* **EXERCISE**
Scan the data below for lines holding the word "kicker", and copy each line found.

* **PROVIDED MATERIAL**
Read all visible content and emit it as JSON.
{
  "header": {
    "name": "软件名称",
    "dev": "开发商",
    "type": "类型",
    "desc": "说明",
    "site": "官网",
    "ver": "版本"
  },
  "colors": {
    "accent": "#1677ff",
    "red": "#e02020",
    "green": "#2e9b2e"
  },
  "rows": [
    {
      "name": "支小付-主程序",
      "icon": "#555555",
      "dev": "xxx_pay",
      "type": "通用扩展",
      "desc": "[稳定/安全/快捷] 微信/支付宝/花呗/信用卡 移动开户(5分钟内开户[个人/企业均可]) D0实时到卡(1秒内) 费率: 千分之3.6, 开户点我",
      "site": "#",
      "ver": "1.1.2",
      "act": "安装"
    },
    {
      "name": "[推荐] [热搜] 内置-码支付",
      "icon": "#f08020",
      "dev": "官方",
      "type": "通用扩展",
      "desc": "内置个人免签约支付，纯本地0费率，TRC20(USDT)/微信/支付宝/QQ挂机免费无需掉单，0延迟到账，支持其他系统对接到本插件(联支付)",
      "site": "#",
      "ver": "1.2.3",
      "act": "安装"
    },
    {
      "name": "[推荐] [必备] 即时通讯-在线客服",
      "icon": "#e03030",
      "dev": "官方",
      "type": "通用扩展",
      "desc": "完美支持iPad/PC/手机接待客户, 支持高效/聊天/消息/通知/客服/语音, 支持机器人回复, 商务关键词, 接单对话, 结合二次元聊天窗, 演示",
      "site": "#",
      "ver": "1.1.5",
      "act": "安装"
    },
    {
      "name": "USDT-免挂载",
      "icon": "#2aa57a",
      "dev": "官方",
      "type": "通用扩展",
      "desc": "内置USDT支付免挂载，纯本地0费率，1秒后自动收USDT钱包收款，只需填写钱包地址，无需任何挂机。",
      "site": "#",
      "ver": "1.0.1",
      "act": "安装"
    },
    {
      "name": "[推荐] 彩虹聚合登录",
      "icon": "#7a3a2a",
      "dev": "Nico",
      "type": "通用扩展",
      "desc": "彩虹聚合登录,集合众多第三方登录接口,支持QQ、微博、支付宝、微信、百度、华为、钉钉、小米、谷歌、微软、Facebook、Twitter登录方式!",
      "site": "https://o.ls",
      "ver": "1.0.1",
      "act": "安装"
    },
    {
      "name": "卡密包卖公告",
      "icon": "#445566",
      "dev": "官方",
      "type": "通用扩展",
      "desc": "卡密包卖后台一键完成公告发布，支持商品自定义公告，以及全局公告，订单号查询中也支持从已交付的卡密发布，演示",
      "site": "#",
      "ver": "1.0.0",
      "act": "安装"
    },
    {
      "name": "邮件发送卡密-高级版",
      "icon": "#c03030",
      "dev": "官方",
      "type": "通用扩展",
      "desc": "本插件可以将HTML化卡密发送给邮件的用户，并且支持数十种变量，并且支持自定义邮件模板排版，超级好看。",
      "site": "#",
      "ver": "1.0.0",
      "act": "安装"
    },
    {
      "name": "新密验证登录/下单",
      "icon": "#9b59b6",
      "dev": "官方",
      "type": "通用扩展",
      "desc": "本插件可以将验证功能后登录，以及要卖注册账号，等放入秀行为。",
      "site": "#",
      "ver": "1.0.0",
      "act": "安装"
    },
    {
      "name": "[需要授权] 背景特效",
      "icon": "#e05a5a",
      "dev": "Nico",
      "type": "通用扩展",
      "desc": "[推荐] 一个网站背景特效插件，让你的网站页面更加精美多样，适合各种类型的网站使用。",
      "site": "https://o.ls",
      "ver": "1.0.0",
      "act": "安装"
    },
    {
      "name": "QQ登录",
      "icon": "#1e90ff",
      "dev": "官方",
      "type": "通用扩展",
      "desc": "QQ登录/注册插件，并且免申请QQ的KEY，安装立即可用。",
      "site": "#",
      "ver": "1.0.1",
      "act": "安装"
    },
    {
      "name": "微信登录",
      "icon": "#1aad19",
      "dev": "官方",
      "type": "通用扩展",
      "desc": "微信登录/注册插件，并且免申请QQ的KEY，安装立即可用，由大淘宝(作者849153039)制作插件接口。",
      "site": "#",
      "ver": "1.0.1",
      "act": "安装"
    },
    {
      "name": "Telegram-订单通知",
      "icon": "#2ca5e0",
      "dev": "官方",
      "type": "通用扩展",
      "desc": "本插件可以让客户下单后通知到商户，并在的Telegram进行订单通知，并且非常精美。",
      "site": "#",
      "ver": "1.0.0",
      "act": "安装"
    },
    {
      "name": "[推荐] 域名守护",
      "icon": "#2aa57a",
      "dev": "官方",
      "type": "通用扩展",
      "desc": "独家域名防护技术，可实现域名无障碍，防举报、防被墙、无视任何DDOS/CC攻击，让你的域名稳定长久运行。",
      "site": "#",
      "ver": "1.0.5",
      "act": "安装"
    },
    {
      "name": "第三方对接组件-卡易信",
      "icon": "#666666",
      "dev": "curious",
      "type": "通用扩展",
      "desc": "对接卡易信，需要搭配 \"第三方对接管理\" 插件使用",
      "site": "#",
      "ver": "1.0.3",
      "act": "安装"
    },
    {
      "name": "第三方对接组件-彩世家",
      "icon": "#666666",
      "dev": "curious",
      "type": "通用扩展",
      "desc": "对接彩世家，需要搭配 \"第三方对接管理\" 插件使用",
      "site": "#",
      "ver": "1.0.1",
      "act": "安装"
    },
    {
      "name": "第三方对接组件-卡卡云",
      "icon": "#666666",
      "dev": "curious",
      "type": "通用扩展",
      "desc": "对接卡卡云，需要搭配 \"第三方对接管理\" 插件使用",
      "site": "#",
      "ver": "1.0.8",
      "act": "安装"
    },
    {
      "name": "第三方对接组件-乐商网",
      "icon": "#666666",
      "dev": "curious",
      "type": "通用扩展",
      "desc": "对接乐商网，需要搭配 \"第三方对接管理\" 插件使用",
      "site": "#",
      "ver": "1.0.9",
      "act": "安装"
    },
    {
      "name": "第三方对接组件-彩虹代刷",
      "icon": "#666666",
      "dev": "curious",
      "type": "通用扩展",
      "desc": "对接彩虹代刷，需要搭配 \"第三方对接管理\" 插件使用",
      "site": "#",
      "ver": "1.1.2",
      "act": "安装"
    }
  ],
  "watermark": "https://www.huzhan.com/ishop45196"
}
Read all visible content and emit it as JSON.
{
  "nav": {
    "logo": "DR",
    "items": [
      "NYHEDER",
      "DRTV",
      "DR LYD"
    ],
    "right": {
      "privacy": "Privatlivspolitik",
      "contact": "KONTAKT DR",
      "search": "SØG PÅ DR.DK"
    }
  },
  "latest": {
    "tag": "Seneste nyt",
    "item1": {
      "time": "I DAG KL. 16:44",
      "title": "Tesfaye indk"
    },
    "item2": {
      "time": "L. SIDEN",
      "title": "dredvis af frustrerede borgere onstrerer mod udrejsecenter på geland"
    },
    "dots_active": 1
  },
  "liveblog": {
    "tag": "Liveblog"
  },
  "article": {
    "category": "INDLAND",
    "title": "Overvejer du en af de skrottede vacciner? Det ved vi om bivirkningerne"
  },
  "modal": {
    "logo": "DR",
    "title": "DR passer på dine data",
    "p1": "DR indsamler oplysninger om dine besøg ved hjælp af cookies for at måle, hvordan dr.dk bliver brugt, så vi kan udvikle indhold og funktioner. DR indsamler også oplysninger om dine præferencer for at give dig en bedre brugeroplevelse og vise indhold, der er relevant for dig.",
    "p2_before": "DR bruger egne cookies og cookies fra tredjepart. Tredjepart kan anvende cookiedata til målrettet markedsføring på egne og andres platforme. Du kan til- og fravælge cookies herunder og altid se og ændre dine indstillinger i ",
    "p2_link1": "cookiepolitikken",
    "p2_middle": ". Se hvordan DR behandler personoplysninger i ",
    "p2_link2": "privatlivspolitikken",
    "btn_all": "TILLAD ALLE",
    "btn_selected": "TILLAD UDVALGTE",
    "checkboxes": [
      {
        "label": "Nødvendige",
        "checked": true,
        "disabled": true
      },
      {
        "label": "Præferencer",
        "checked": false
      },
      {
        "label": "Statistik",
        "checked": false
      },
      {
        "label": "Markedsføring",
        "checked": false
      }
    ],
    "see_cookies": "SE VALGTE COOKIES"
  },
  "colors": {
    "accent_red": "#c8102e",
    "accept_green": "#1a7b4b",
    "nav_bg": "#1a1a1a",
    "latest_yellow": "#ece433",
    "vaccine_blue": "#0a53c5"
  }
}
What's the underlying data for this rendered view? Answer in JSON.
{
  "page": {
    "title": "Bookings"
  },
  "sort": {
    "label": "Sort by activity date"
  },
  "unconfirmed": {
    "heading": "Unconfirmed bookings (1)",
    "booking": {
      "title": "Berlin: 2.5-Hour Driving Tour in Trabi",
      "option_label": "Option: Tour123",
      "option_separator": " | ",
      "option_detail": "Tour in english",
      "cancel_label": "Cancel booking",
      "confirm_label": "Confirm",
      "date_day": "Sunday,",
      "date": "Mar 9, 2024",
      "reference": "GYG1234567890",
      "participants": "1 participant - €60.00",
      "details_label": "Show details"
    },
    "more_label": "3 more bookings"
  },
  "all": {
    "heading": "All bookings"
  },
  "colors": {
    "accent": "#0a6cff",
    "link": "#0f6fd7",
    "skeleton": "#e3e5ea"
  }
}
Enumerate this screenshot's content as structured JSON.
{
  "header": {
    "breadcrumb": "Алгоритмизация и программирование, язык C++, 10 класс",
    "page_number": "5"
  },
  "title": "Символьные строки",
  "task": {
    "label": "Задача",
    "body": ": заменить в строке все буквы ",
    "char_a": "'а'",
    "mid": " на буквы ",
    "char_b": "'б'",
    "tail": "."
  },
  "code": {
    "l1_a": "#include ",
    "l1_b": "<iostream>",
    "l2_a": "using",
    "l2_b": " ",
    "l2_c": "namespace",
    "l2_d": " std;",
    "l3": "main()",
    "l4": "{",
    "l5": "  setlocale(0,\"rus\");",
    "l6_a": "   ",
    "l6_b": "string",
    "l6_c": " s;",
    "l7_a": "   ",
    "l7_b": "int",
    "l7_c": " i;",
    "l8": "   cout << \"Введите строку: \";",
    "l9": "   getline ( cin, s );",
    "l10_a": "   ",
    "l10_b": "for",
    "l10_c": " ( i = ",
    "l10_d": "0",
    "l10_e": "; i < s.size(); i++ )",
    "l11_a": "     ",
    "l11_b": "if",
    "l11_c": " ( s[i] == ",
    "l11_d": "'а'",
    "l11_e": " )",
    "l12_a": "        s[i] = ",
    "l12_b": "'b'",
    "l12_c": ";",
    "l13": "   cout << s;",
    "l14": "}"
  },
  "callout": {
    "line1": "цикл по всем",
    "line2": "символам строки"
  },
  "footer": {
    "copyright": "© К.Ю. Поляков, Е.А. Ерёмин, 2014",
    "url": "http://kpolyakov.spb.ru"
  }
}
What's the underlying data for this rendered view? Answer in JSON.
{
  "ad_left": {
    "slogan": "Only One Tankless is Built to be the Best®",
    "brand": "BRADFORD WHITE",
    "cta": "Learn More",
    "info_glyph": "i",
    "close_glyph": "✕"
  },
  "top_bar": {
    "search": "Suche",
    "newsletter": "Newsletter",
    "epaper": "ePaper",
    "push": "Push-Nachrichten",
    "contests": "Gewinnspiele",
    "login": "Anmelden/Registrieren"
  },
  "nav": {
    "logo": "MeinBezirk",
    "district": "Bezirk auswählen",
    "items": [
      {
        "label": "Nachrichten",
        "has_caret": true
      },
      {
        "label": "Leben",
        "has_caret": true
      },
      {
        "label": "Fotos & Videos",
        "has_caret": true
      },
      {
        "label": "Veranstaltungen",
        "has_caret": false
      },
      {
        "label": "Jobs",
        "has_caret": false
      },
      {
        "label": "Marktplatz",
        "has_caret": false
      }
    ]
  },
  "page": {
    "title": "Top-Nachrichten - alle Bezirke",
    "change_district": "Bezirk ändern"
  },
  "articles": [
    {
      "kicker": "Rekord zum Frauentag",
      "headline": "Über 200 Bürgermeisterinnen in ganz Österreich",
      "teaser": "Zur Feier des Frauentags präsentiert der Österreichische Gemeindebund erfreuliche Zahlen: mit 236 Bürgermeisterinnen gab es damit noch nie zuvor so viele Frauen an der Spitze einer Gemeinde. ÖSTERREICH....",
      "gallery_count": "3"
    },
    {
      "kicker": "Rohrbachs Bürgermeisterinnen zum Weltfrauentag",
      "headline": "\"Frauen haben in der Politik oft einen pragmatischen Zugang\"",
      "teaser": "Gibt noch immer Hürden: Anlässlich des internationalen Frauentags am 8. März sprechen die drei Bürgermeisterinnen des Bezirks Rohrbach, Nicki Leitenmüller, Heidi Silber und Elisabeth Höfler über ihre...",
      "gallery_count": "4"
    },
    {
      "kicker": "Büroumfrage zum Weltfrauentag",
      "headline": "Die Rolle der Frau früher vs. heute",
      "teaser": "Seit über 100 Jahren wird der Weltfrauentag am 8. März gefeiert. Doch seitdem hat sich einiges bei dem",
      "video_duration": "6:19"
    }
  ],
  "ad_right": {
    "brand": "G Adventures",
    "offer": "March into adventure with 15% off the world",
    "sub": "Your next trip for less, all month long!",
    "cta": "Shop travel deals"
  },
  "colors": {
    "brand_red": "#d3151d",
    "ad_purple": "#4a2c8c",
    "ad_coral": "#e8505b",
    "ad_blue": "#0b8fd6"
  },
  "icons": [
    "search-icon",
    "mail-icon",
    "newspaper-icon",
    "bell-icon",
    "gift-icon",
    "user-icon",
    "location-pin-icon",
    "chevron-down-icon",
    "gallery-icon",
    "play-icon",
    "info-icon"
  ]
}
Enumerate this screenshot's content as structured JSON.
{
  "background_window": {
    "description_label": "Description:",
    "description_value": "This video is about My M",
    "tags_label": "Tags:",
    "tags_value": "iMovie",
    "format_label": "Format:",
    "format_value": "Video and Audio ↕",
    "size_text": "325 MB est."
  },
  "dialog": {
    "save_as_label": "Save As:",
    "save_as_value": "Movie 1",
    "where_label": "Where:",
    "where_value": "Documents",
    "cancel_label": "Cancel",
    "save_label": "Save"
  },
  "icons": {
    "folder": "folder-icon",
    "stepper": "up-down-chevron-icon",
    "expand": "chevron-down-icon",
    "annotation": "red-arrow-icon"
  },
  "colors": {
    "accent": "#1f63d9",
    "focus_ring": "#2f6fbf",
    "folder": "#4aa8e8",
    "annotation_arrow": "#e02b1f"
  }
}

* **REPLY**
      "kicker": "Rekord zum Frauentag",
      "kicker": "Rohrbachs Bürgermeisterinnen zum Weltfrauentag",
      "kicker": "Büroumfrage zum Weltfrauentag",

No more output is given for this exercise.